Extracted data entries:
·····
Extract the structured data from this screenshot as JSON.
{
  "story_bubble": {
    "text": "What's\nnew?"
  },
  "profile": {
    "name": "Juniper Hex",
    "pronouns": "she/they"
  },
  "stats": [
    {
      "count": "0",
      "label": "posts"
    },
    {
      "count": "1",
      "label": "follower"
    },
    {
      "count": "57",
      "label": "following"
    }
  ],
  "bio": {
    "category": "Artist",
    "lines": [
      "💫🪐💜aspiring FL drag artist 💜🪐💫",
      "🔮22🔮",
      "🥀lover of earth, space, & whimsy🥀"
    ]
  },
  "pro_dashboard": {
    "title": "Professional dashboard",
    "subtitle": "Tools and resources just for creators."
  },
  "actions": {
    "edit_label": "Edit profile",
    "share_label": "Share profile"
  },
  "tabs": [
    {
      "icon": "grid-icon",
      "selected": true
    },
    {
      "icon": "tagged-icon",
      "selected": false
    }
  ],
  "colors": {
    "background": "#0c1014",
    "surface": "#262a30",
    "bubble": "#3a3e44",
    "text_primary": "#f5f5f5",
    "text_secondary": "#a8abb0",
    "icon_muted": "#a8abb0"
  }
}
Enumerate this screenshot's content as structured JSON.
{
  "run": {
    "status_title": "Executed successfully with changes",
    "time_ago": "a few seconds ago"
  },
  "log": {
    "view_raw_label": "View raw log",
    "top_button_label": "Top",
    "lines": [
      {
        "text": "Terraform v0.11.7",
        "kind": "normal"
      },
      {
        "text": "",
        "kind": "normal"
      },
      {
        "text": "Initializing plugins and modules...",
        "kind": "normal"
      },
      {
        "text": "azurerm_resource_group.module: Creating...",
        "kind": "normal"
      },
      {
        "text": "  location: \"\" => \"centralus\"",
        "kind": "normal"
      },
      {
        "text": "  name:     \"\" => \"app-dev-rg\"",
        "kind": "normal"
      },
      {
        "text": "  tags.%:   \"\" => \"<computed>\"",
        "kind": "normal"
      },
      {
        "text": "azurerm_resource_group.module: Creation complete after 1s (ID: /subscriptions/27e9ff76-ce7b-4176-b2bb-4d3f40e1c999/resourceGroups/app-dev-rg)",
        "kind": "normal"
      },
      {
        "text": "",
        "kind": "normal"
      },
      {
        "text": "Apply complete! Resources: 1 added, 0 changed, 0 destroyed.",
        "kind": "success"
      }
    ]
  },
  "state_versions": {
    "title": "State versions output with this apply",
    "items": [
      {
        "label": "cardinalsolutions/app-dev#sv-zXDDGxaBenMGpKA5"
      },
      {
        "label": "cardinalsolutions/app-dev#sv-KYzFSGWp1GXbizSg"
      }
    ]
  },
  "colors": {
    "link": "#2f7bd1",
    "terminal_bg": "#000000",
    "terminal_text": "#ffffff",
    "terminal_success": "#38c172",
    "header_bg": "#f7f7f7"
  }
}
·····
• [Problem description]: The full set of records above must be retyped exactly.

• [Problem solution]:
Extract the structured data from this screenshot as JSON.
{
  "story_bubble": {
    "text": "What's\nnew?"
  },
  "profile": {
    "name": "Juniper Hex",
    "pronouns": "she/they"
  },
  "stats": [
    {
      "count": "0",
      "label": "posts"
    },
    {
      "count": "1",
      "label": "follower"
    },
    {
      "count": "57",
      "label": "following"
    }
  ],
  "bio": {
    "category": "Artist",
    "lines": [
      "💫🪐💜aspiring FL drag artist 💜🪐💫",
      "🔮22🔮",
      "🥀lover of earth, space, & whimsy🥀"
    ]
  },
  "pro_dashboard": {
    "title": "Professional dashboard",
    "subtitle": "Tools and resources just for creators."
  },
  "actions": {
    "edit_label": "Edit profile",
    "share_label": "Share profile"
  },
  "tabs": [
    {
      "icon": "grid-icon",
      "selected": true
    },
    {
      "icon": "tagged-icon",
      "selected": false
    }
  ],
  "colors": {
    "background": "#0c1014",
    "surface": "#262a30",
    "bubble": "#3a3e44",
    "text_primary": "#f5f5f5",
    "text_secondary": "#a8abb0",
    "icon_muted": "#a8abb0"
  }
}
Enumerate this screenshot's content as structured JSON.
{
  "run": {
    "status_title": "Executed successfully with changes",
    "time_ago": "a few seconds ago"
  },
  "log": {
    "view_raw_label": "View raw log",
    "top_button_label": "Top",
    "lines": [
      {
        "text": "Terraform v0.11.7",
        "kind": "normal"
      },
      {
        "text": "",
        "kind": "normal"
      },
      {
        "text": "Initializing plugins and modules...",
        "kind": "normal"
      },
      {
        "text": "azurerm_resource_group.module: Creating...",
        "kind": "normal"
      },
      {
        "text": "  location: \"\" => \"centralus\"",
        "kind": "normal"
      },
      {
        "text": "  name:     \"\" => \"app-dev-rg\"",
        "kind": "normal"
      },
      {
        "text": "  tags.%:   \"\" => \"<computed>\"",
        "kind": "normal"
      },
      {
        "text": "azurerm_resource_group.module: Creation complete after 1s (ID: /subscriptions/27e9ff76-ce7b-4176-b2bb-4d3f40e1c999/resourceGroups/app-dev-rg)",
        "kind": "normal"
      },
      {
        "text": "",
        "kind": "normal"
      },
      {
        "text": "Apply complete! Resources: 1 added, 0 changed, 0 destroyed.",
        "kind": "success"
      }
    ]
  },
  "state_versions": {
    "title": "State versions output with this apply",
    "items": [
      {
        "label": "cardinalsolutions/app-dev#sv-zXDDGxaBenMGpKA5"
      },
      {
        "label": "cardinalsolutions/app-dev#sv-KYzFSGWp1GXbizSg"
      }
    ]
  },
  "colors": {
    "link": "#2f7bd1",
    "terminal_bg": "#000000",
    "terminal_text": "#ffffff",
    "terminal_success": "#38c172",
    "header_bg": "#f7f7f7"
  }
}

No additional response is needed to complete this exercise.